The anger this slowly stoked in Braithwaite was exacerbated by the deep sense that the prejudice he was encountering was a betrayal of the British values that he had imbibed and espoused: the British were not playing by their own rules. There’s few things less British than that (except, possibly, queue jumping). It was wrong. It was deeply, woundingly, horribly wrong. Such unfairness was thoroughly, there’s no other word for it, unBritish.
As an aside, the end of Empire was, I think, as much bound up with the realisation among the peoples of the colonies that the ideals that they had bought into, that had seen my own ancestors take a British name, were not honoured among the British themselves. For too many, skin colour trumped culture: even men as thoroughly British as Braithwaite and James were not accepted as equals in the mother country. That sense of unfairness drove much of the initial push towards independence in many of the former countries of the Empire.
Braithwaite himself finally found a job teaching in a tough East End secondary school and To Sir, With Love is his account of his time there, the students, the teaching, the teachers. Given Braithwaite’s previous accomplishments, it’s no surprise that he does well, but the writing is elegant and cultured in the fullest sense of the term: how many contemporary teachers working in the East End would take the bus to their first day looking forward to walking the streets of Chaucer and Erasmus, to looking up the old abbey of the Sorores Minores (I had to look it up myself: they were Franciscan sisters living at the Abbey of the Minoresses of St Clare without Aldgate). It also serves as a view into a time that is not far off historically – less than 70 years – but that seems much further away culturally. It’s a view into the thoughts and feelings of the sort of man whom the British had been educating during the first half of the 20th century and an illustration of how well that education had succeeded and, therefore, why it failed.
Like Braithwaite, like James, like my own great-grandfather, we expected the British to play by the rules and were horrified and hurt when we learned that there were actually two sets of rules, according to so accidental a criterion as colour.

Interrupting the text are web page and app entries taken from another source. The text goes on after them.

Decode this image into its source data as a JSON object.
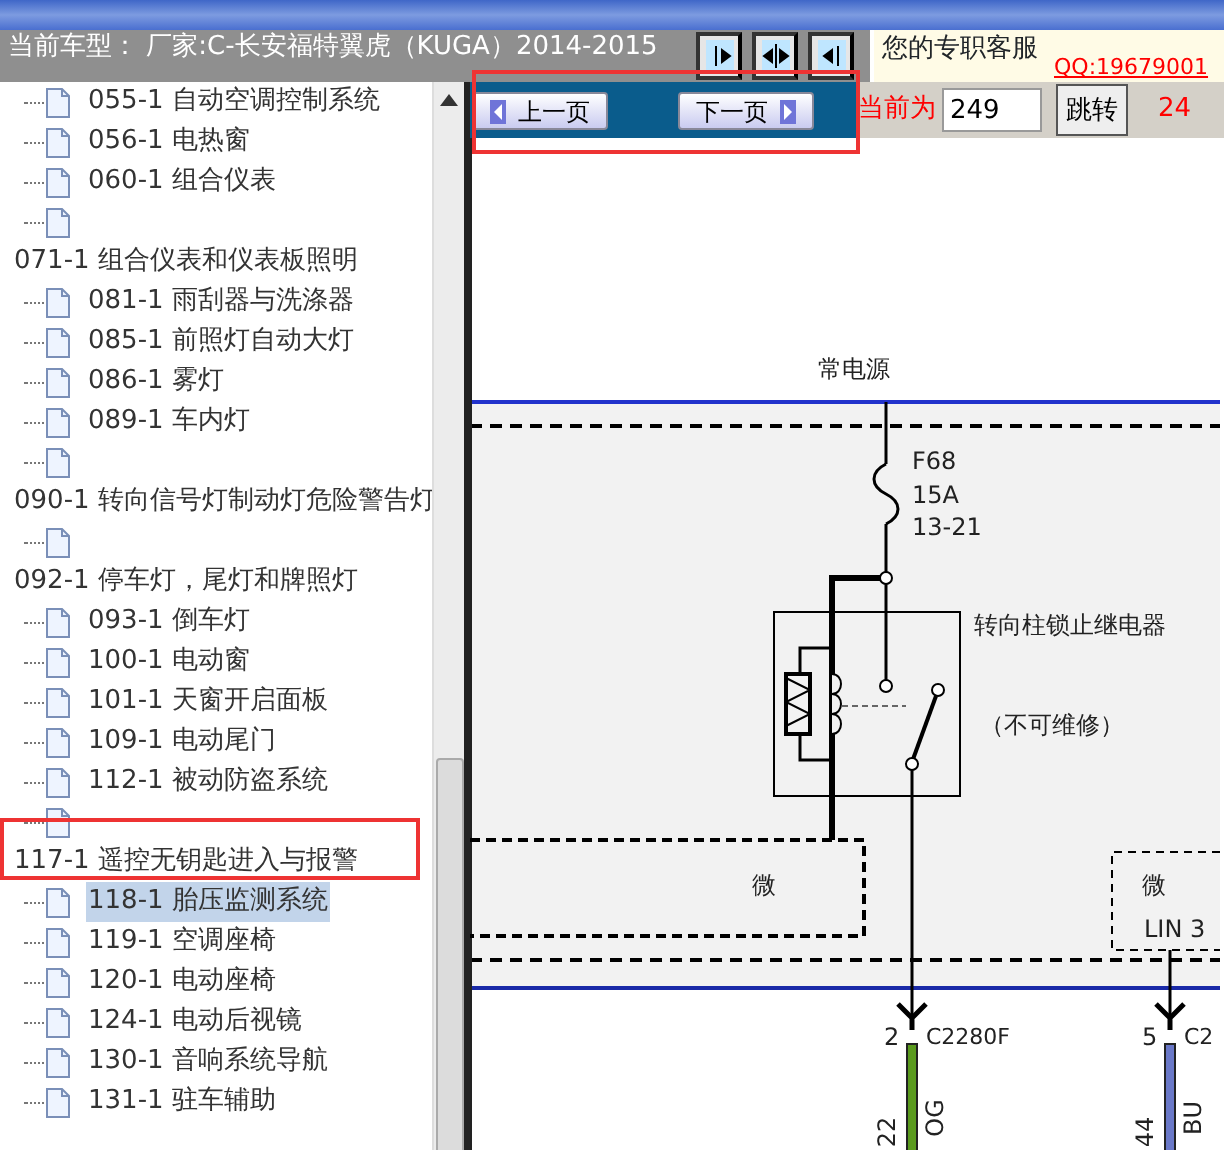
{
  "header": {
    "model": "当前车型： 厂家:C-长安福特翼虎（KUGA）2014-2015",
    "support_label": "您的专职客服",
    "support_link": "QQ:19679001"
  },
  "pager": {
    "prev": "上一页",
    "next": "下一页",
    "current_label": "当前为",
    "page_value": "249",
    "jump": "跳转",
    "total": "24"
  },
  "tree": {
    "continued_children": [
      {
        "label": "055-1 自动空调控制系统",
        "selected": false
      },
      {
        "label": "056-1 电热窗",
        "selected": false
      },
      {
        "label": "060-1 组合仪表",
        "selected": false
      },
      {
        "selected": false
      }
    ],
    "groups": [
      {
        "label": "071-1 组合仪表和仪表板照明",
        "selected": false,
        "children": [
          {
            "label": "081-1 雨刮器与洗涤器",
            "selected": false
          },
          {
            "label": "085-1 前照灯自动大灯",
            "selected": false
          },
          {
            "label": "086-1 雾灯",
            "selected": false
          },
          {
            "label": "089-1 车内灯",
            "selected": false
          },
          {
            "selected": false
          }
        ]
      },
      {
        "label": "090-1 转向信号灯制动灯危险警告灯",
        "selected": false,
        "children": [
          {
            "selected": false
          }
        ]
      },
      {
        "label": "092-1 停车灯，尾灯和牌照灯",
        "selected": false,
        "children": [
          {
            "label": "093-1 倒车灯",
            "selected": false
          },
          {
            "label": "100-1 电动窗",
            "selected": false
          },
          {
            "label": "101-1 天窗开启面板",
            "selected": false
          },
          {
            "label": "109-1 电动尾门",
            "selected": false
          },
          {
            "label": "112-1 被动防盗系统",
            "selected": false
          },
          {
            "selected": false
          }
        ]
      },
      {
        "label": "117-1 遥控无钥匙进入与报警",
        "selected": false,
        "children": [
          {
            "label": "118-1 胎压监测系统",
            "selected": true
          },
          {
            "label": "119-1 空调座椅",
            "selected": false
          },
          {
            "label": "120-1 电动座椅",
            "selected": false
          },
          {
            "label": "124-1 电动后视镜",
            "selected": false
          },
          {
            "label": "130-1 音响系统导航",
            "selected": false
          },
          {
            "label": "131-1 驻车辅助",
            "selected": false
          }
        ]
      }
    ]
  },
  "diagram": {
    "power_label": "常电源",
    "fuse": {
      "name": "F68",
      "rating": "15A",
      "location": "13-21"
    },
    "relay": {
      "name": "转向柱锁止继电器",
      "note": "（不可维修）"
    },
    "modules": [
      {
        "label": "微"
      },
      {
        "label": "微",
        "bus": "LIN 3"
      }
    ],
    "connectors": [
      {
        "pin": "2",
        "name": "C2280F",
        "wire_number": "22",
        "wire_code": "OG",
        "color": "#5a9a1e"
      },
      {
        "pin": "5",
        "name": "C2",
        "wire_number": "44",
        "wire_code": "BU",
        "color": "#6a78c8"
      }
    ]
  }
}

The British Empire ultimately died from the embarrassment at the divide between its ideals and its realities.